Within the current exhibition, viewers are caught up in linear transformations. What do these varied artists have in common in their use of line? One common thread is the undeniable equation of lines to movement and change. While the completed drawing itself sits unmoving, motion is irresistibly implied. Viewers know that the artists had to move to draw those lines. And as viewer looks at lines within drawings, their eyes often mimic, in tiny scale, the gestures of the artists at work. The drawings of an artist like Linn Meyers or Sharyn O’Mara stir with the memory and promise of life. This is only one of the many qualities that set Gary Kachadourian’s depictions apart from the ordinary objects they depict – the motions of his drawing hand animate the drawn surfaces. The paper and thread lines of Laura Ledbetter seem fraught with not the past of their creation, but the anticipated motions of the future. Viewers may tense as they wonder what may shift and who may fall.

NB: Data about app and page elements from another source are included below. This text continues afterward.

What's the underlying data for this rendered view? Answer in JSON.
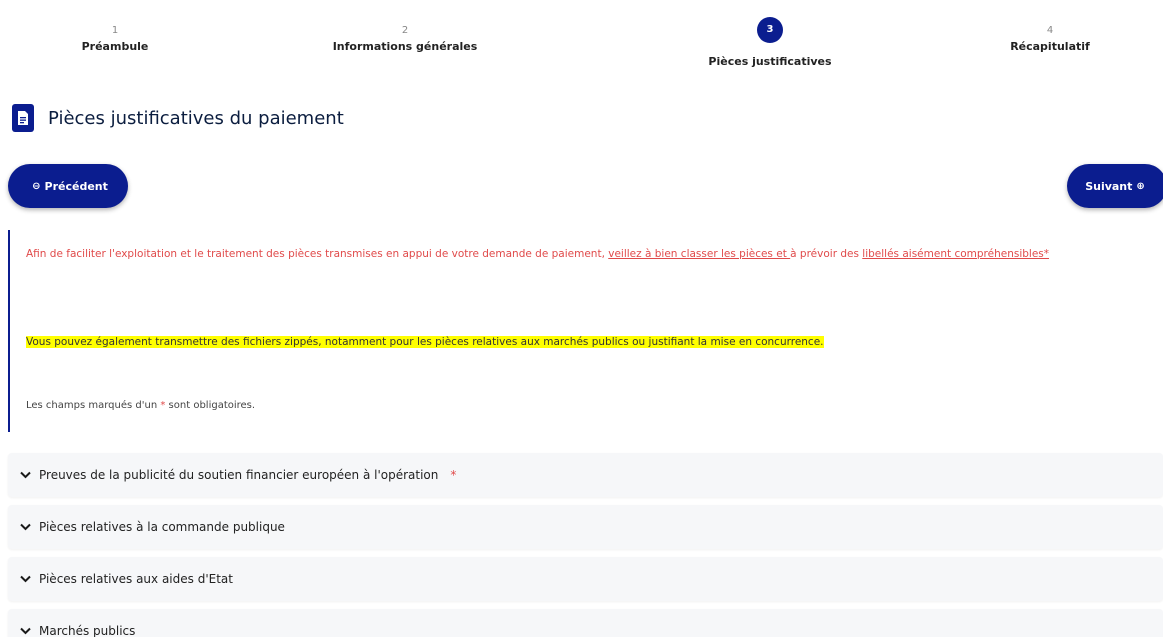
{
  "stepper": {
    "steps": [
      {
        "num": "1",
        "label": "Préambule"
      },
      {
        "num": "2",
        "label": "Informations générales"
      },
      {
        "num": "3",
        "label": "Pièces justificatives"
      },
      {
        "num": "4",
        "label": "Récapitulatif"
      }
    ],
    "active_step": 3
  },
  "section": {
    "icon": "document-icon",
    "title": "Pièces justificatives du paiement"
  },
  "nav": {
    "prev_label": "Précédent",
    "next_label": "Suivant",
    "prev_icon": "⊖",
    "next_icon": "⊕"
  },
  "info": {
    "p1_start": "Afin de faciliter l'exploitation et le traitement des pièces transmises en appui de votre demande de paiement, ",
    "p1_u1": "veillez à bien classer les pièces et ",
    "p1_mid": "à prévoir des ",
    "p1_u2": "libellés aisément compréhensibles*",
    "p2": "Vous pouvez également transmettre des fichiers zippés, notamment pour les pièces relatives aux marchés publics ou justifiant la mise en concurrence.",
    "p3_start": "Les champs marqués d'un ",
    "p3_star": "*",
    "p3_end": " sont obligatoires."
  },
  "accordion": {
    "items": [
      {
        "title": "Preuves de la publicité du soutien financier européen à l'opération",
        "required": "*"
      },
      {
        "title": "Pièces relatives à la commande publique"
      },
      {
        "title": "Pièces relatives aux aides d'Etat"
      },
      {
        "title": "Marchés publics"
      }
    ]
  },
  "colors": {
    "primary": "#0b1d8f",
    "warning_text": "#e04a4a",
    "highlight": "#ffff00"
  }
}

This identification between the motion of the drawing artist and the drawing viewer is only one way that drawings invite us to connect with their creators. As viewers examine paintings or sculpture, they may find it difficult to figure out exactly what the artist did to create these objects where the role of the artist’s hand is obscured. But in drawings, the artist’s actions are boldly displayed. It is sometimes even possibly to figure out in what order the lines were drawn and then to follow them. Drawings like those by Mia Rosenthal or Victor Ekpuk celebrate the activities of drawing and writing. The viewer can almost feel the drawing happening. The eye follows the motion as one might watch a dance. A museum-goer may even be inspired to go home and try it him or herself. This universal human connection is at the heart of the nature of drawing. The open communication between creator and enjoyer is central to the nature of art. Art is communication plus. What’s the plus? That is the eternal question we ask every time we witness or make art.